→ **Supplied records**
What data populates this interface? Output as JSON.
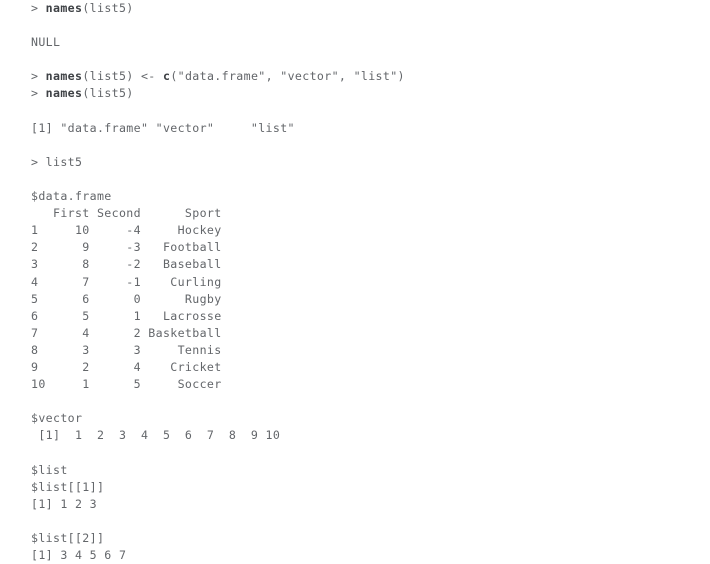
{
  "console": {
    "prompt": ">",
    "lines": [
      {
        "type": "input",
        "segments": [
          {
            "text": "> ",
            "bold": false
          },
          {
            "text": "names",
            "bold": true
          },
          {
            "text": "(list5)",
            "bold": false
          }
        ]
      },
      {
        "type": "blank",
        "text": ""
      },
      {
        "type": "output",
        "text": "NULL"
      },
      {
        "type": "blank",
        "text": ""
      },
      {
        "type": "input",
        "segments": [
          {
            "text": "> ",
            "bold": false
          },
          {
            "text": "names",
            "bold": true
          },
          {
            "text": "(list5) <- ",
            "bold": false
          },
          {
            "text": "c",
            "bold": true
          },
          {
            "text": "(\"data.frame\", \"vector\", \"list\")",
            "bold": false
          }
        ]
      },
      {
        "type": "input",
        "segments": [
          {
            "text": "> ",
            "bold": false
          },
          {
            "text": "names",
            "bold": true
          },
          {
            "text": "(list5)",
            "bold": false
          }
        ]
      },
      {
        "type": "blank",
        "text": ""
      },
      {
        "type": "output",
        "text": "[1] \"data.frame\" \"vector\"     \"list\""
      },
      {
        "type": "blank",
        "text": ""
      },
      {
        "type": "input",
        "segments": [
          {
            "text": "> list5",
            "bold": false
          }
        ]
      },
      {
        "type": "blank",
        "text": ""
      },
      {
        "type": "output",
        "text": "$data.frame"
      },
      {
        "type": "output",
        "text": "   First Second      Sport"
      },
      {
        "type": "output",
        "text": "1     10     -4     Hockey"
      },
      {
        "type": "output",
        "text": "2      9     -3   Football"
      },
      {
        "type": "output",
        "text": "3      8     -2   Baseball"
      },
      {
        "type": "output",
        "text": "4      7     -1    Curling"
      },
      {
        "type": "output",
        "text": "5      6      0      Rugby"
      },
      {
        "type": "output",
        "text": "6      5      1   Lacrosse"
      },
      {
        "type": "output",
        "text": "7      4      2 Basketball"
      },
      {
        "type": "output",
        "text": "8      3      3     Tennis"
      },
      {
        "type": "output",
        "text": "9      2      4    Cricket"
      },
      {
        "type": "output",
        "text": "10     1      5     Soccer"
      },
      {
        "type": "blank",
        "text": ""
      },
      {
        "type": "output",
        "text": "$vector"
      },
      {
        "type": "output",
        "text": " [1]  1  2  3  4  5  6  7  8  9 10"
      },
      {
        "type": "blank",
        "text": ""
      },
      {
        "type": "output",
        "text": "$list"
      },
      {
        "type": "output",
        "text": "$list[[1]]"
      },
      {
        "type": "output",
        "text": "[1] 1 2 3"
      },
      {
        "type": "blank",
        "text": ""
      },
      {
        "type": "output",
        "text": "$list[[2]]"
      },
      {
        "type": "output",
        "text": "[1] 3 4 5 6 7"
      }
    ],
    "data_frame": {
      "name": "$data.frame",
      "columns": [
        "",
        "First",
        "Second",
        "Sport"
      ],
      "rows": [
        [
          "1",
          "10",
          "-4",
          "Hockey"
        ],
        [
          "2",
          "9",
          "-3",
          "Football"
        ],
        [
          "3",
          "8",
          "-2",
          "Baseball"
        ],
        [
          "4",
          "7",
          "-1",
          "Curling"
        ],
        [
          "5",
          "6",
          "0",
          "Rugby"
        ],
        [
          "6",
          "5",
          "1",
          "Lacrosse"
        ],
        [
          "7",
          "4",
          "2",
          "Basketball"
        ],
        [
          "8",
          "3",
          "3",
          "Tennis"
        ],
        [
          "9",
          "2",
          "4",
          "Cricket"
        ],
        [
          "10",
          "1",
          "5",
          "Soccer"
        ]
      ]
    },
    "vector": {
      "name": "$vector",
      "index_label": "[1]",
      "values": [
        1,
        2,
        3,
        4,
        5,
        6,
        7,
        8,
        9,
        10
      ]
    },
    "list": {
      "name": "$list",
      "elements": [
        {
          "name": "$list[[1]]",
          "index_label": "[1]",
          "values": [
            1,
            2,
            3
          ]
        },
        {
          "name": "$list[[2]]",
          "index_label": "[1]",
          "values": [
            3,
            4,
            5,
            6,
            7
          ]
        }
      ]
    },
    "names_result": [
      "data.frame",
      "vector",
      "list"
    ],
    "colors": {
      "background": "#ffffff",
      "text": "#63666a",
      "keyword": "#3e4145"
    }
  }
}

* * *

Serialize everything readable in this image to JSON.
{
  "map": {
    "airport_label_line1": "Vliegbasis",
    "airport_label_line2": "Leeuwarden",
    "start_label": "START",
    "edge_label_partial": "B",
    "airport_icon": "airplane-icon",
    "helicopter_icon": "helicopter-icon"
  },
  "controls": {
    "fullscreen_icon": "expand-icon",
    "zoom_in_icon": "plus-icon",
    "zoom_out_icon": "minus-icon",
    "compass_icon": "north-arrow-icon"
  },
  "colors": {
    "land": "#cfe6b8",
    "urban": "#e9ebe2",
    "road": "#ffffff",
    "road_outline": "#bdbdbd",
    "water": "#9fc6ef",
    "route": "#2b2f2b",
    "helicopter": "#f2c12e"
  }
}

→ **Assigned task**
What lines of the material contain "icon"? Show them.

→ **Output of the task**
    "airport_icon": "airplane-icon",
    "helicopter_icon": "helicopter-icon"
    "fullscreen_icon": "expand-icon",
    "zoom_in_icon": "plus-icon",
    "zoom_out_icon": "minus-icon",
    "compass_icon": "north-arrow-icon"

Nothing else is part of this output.